(Stored data)
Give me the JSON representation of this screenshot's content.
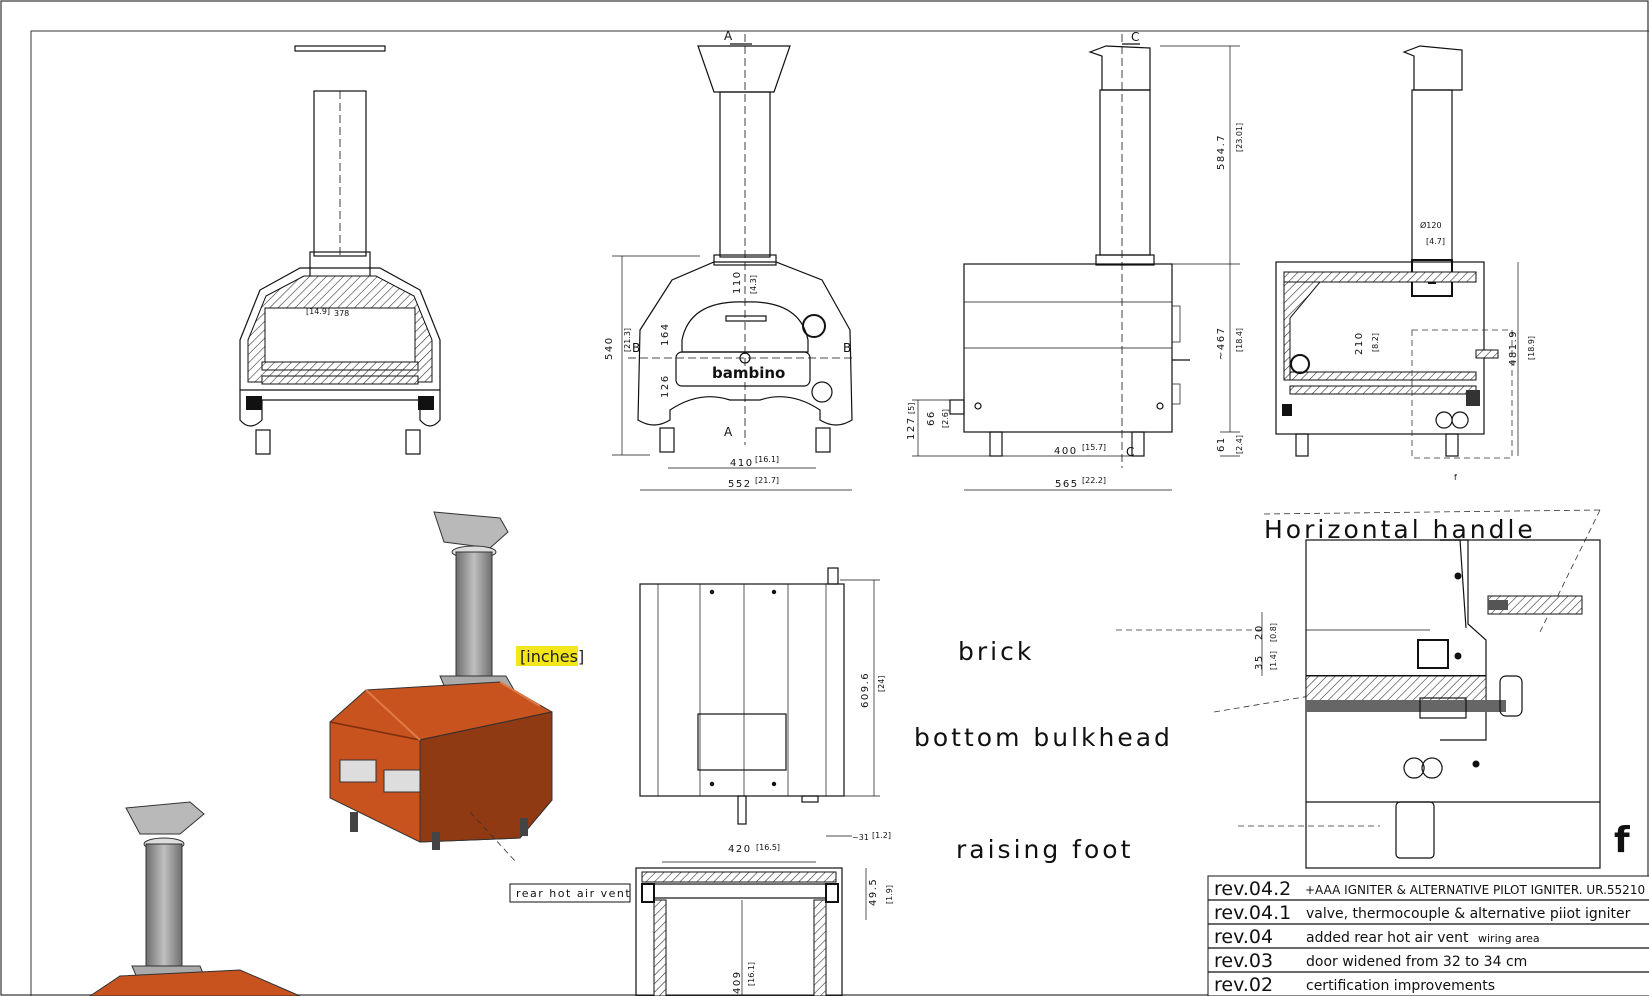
{
  "section_marks": {
    "a_top": "A",
    "a_bottom": "A",
    "b_left": "B",
    "b_right": "B",
    "c_top": "C",
    "c_bottom": "C"
  },
  "front_section": {
    "dim_width": "[14.9]",
    "dim_width_mm": "378"
  },
  "front_view": {
    "logo": "bambino",
    "dim_height": "540",
    "dim_height_in": "[21.3]",
    "dim_110": "110",
    "dim_110_in": "[4.3]",
    "dim_164": "164",
    "dim_126": "126",
    "dim_410": "410",
    "dim_410_in": "[16.1]",
    "dim_552": "552",
    "dim_552_in": "[21.7]"
  },
  "side_view": {
    "dim_584": "584.7",
    "dim_584_in": "[23.01]",
    "dim_467": "~467",
    "dim_467_in": "[18.4]",
    "dim_61": "61",
    "dim_61_in": "[2.4]",
    "dim_127": "127",
    "dim_127_in": "[5]",
    "dim_66": "66",
    "dim_66_in": "[2.6]",
    "dim_400": "400",
    "dim_400_in": "[15.7]",
    "dim_565": "565",
    "dim_565_in": "[22.2]"
  },
  "side_section": {
    "dim_dia": "Ø120",
    "dim_dia_in": "[4.7]",
    "dim_210": "210",
    "dim_210_in": "[8.2]",
    "dim_481": "481.9",
    "dim_481_in": "[18.9]",
    "detail_letter": "f"
  },
  "top_view": {
    "dim_609": "609.6",
    "dim_609_in": "[24]"
  },
  "bottom_section": {
    "dim_420": "420",
    "dim_420_in": "[16.5]",
    "dim_31": "~31",
    "dim_31_in": "[1.2]",
    "dim_49": "49.5",
    "dim_49_in": "[1.9]",
    "dim_409": "409",
    "dim_409_in": "[16.1]"
  },
  "iso": {
    "units_note": "[inches]",
    "rear_vent_label": "rear hot air vent"
  },
  "labels": {
    "horizontal_handle": "Horizontal handle",
    "brick": "brick",
    "bottom_bulkhead": "bottom bulkhead",
    "raising_foot": "raising foot"
  },
  "detail": {
    "dim_20": "20",
    "dim_20_in": "[0.8]",
    "dim_35": "35",
    "dim_35_in": "[1.4]",
    "detail_letter": "f"
  },
  "revisions": [
    {
      "code": "rev.04.2",
      "desc": "+AAA IGNITER & ALTERNATIVE PILOT IGNITER. UR.55210"
    },
    {
      "code": "rev.04.1",
      "desc": "valve, thermocouple & alternative piiot igniter"
    },
    {
      "code": "rev.04",
      "desc": "added rear hot air vent",
      "note": "wiring area"
    },
    {
      "code": "rev.03",
      "desc": "door widened from 32 to 34 cm"
    },
    {
      "code": "rev.02",
      "desc": "certification improvements"
    }
  ],
  "colors": {
    "oven_body": "#c8531f",
    "oven_dark": "#7a2e0c",
    "flue": "#9a9a9a",
    "highlight": "#f5e61a"
  }
}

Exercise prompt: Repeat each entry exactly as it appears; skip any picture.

Response for this exercise:
Give me the JSON representation of this screenshot's content.
{
  "section_marks": {
    "a_top": "A",
    "a_bottom": "A",
    "b_left": "B",
    "b_right": "B",
    "c_top": "C",
    "c_bottom": "C"
  },
  "front_section": {
    "dim_width": "[14.9]",
    "dim_width_mm": "378"
  },
  "front_view": {
    "logo": "bambino",
    "dim_height": "540",
    "dim_height_in": "[21.3]",
    "dim_110": "110",
    "dim_110_in": "[4.3]",
    "dim_164": "164",
    "dim_126": "126",
    "dim_410": "410",
    "dim_410_in": "[16.1]",
    "dim_552": "552",
    "dim_552_in": "[21.7]"
  },
  "side_view": {
    "dim_584": "584.7",
    "dim_584_in": "[23.01]",
    "dim_467": "~467",
    "dim_467_in": "[18.4]",
    "dim_61": "61",
    "dim_61_in": "[2.4]",
    "dim_127": "127",
    "dim_127_in": "[5]",
    "dim_66": "66",
    "dim_66_in": "[2.6]",
    "dim_400": "400",
    "dim_400_in": "[15.7]",
    "dim_565": "565",
    "dim_565_in": "[22.2]"
  },
  "side_section": {
    "dim_dia": "Ø120",
    "dim_dia_in": "[4.7]",
    "dim_210": "210",
    "dim_210_in": "[8.2]",
    "dim_481": "481.9",
    "dim_481_in": "[18.9]",
    "detail_letter": "f"
  },
  "top_view": {
    "dim_609": "609.6",
    "dim_609_in": "[24]"
  },
  "bottom_section": {
    "dim_420": "420",
    "dim_420_in": "[16.5]",
    "dim_31": "~31",
    "dim_31_in": "[1.2]",
    "dim_49": "49.5",
    "dim_49_in": "[1.9]",
    "dim_409": "409",
    "dim_409_in": "[16.1]"
  },
  "iso": {
    "units_note": "[inches]",
    "rear_vent_label": "rear hot air vent"
  },
  "labels": {
    "horizontal_handle": "Horizontal handle",
    "brick": "brick",
    "bottom_bulkhead": "bottom bulkhead",
    "raising_foot": "raising foot"
  },
  "detail": {
    "dim_20": "20",
    "dim_20_in": "[0.8]",
    "dim_35": "35",
    "dim_35_in": "[1.4]",
    "detail_letter": "f"
  },
  "revisions": [
    {
      "code": "rev.04.2",
      "desc": "+AAA IGNITER & ALTERNATIVE PILOT IGNITER. UR.55210"
    },
    {
      "code": "rev.04.1",
      "desc": "valve, thermocouple & alternative piiot igniter"
    },
    {
      "code": "rev.04",
      "desc": "added rear hot air vent",
      "note": "wiring area"
    },
    {
      "code": "rev.03",
      "desc": "door widened from 32 to 34 cm"
    },
    {
      "code": "rev.02",
      "desc": "certification improvements"
    }
  ],
  "colors": {
    "oven_body": "#c8531f",
    "oven_dark": "#7a2e0c",
    "flue": "#9a9a9a",
    "highlight": "#f5e61a"
  }
}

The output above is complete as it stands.